Should a line below contain the word "true", report it.
*** Opening Data supplied ***
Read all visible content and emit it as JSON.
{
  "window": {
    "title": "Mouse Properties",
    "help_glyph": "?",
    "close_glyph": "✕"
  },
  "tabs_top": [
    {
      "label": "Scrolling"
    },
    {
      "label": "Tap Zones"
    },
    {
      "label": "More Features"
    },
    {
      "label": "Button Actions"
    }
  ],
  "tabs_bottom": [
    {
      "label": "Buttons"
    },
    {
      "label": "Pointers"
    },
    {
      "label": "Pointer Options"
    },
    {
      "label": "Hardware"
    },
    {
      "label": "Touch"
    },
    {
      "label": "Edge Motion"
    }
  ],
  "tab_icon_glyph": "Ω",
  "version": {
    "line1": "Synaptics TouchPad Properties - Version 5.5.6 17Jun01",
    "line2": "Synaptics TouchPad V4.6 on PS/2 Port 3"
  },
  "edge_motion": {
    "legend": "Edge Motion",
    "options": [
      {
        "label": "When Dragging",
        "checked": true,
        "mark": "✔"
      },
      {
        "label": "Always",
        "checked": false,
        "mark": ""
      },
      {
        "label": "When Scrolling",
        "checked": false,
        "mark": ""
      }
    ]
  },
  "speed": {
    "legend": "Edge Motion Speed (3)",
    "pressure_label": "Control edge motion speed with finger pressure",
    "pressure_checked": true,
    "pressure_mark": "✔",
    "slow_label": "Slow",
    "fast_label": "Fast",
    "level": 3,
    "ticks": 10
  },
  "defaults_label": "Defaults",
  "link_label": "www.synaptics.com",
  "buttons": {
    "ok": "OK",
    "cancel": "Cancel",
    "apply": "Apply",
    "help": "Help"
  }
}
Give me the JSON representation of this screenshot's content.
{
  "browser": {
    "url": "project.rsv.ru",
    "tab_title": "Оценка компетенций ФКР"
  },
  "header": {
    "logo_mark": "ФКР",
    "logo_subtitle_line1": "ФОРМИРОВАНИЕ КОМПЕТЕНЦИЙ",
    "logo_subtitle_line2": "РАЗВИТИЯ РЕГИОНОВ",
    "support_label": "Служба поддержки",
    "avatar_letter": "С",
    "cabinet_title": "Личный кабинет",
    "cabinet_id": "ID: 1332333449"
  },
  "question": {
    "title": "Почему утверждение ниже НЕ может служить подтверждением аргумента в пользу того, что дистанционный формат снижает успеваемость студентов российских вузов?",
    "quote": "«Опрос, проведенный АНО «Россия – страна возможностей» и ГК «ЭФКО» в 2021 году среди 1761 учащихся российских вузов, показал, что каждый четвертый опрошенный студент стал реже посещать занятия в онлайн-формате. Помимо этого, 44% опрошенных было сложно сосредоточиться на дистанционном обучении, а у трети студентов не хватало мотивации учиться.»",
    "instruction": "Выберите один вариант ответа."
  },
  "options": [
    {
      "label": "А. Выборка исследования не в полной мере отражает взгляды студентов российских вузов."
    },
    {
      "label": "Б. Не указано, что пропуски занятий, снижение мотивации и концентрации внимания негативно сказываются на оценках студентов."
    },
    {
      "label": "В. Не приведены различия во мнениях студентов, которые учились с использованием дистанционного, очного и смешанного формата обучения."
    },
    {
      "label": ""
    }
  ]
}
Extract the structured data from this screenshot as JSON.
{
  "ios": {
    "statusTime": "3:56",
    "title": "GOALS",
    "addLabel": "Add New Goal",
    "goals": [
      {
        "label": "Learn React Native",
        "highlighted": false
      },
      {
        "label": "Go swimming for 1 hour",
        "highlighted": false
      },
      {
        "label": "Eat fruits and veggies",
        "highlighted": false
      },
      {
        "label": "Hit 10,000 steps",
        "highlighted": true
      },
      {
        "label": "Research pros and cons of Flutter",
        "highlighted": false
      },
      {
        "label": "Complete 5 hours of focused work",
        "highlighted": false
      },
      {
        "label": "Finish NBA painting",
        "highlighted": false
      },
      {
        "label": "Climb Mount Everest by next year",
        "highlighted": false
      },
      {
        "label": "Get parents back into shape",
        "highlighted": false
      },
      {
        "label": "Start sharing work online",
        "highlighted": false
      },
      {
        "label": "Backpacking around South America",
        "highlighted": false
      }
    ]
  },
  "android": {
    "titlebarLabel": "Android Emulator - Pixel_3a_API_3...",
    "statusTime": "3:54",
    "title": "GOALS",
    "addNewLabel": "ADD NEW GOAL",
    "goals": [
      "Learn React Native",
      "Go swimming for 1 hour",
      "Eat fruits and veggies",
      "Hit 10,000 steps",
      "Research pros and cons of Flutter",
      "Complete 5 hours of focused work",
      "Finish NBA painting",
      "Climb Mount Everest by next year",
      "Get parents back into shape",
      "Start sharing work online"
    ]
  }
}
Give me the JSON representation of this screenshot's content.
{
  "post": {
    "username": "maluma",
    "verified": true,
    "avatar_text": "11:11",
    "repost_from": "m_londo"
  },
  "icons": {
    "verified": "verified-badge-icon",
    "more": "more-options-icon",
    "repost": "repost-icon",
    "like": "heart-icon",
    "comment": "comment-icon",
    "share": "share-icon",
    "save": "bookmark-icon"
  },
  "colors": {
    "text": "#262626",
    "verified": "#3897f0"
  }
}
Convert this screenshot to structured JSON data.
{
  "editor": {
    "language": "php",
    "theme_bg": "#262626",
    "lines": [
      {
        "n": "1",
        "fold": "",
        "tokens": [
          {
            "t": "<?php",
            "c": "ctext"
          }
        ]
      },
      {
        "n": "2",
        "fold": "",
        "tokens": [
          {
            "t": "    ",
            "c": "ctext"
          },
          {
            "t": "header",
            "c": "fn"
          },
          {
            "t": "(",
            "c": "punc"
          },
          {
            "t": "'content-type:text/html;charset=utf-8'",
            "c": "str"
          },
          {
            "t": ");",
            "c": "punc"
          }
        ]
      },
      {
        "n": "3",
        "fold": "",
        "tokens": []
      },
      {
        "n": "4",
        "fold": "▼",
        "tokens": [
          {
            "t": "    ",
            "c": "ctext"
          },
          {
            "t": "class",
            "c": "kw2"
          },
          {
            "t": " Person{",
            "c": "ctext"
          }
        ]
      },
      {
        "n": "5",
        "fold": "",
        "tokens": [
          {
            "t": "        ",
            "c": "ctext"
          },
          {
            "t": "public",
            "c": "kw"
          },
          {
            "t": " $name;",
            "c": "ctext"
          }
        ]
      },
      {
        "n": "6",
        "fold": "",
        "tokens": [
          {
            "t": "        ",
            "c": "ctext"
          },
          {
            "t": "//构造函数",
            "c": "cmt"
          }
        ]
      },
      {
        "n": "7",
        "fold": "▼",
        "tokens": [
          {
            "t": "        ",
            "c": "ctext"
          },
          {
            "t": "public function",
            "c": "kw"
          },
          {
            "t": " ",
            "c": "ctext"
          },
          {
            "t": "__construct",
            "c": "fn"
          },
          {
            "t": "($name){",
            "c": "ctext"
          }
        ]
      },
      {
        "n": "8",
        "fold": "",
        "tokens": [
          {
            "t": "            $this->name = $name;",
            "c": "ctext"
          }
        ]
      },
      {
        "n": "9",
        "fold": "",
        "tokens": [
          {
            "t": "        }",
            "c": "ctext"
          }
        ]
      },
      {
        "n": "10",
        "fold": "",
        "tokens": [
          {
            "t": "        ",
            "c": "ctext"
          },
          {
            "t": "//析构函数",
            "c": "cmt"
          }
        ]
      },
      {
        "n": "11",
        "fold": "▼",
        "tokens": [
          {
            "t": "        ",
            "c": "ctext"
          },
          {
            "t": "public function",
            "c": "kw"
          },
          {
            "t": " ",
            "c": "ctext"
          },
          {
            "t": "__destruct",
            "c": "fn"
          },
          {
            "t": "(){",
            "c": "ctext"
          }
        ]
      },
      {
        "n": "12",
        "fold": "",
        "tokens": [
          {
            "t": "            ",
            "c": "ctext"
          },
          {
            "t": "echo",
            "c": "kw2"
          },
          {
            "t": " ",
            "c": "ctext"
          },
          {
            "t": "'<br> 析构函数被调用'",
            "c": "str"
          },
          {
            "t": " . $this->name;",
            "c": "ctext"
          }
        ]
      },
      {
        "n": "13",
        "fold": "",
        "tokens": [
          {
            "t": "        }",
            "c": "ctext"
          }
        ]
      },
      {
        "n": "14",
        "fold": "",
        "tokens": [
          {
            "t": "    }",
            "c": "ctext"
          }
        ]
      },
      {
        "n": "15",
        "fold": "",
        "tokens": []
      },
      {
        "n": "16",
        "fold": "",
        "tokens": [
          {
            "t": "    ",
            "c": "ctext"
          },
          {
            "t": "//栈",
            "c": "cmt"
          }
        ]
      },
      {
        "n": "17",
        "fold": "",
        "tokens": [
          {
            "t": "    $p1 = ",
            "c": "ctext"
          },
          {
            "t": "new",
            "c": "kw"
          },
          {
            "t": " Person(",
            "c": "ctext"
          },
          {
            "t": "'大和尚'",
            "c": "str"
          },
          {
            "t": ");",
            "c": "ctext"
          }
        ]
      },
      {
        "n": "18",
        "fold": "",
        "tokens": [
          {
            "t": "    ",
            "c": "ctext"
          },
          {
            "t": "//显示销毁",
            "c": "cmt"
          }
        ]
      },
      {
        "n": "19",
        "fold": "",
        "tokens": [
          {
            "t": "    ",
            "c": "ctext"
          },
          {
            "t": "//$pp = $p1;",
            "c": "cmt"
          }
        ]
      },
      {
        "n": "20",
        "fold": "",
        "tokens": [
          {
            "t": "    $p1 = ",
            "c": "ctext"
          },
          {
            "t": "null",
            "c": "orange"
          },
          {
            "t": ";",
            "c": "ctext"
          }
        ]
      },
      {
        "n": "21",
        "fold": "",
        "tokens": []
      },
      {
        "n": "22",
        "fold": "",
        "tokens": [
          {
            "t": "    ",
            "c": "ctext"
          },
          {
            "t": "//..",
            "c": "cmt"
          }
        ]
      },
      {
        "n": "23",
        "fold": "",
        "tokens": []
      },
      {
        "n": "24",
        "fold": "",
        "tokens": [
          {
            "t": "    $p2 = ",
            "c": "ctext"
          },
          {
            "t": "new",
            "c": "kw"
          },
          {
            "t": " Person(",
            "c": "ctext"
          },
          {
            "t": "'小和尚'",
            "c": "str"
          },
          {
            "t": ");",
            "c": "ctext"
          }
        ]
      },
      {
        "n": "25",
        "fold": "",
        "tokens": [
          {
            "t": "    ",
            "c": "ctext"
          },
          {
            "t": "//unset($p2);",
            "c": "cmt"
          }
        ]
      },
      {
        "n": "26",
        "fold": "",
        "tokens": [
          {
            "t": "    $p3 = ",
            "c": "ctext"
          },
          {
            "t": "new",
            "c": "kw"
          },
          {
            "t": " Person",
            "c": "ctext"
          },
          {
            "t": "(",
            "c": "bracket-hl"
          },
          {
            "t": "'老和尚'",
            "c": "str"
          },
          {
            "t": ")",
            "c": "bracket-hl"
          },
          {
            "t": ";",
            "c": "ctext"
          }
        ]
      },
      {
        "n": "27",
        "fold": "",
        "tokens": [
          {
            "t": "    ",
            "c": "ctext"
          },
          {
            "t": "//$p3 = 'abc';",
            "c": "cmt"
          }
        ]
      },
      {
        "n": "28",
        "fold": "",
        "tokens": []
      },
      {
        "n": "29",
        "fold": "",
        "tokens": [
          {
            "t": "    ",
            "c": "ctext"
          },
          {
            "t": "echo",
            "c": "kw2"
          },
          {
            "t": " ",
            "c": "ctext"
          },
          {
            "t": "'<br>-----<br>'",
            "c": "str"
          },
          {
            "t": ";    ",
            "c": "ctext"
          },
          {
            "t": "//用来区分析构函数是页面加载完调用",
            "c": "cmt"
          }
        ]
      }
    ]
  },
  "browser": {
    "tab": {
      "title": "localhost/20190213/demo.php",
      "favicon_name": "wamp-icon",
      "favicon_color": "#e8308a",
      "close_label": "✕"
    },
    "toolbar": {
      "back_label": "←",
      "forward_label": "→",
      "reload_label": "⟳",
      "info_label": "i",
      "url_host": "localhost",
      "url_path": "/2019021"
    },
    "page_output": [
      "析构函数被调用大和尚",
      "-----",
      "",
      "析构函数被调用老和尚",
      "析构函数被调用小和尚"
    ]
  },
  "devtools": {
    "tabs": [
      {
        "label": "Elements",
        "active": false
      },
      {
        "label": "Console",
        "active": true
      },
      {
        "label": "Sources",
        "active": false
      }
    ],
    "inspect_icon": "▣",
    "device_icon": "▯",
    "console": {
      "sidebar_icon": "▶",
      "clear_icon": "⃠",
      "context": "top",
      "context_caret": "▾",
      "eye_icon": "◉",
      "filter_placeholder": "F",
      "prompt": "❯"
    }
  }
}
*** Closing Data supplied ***
- _Answer to the problem_
        "checked": true,
    "pressure_checked": true,
        "highlighted": true
    "verified": true,
        "active": true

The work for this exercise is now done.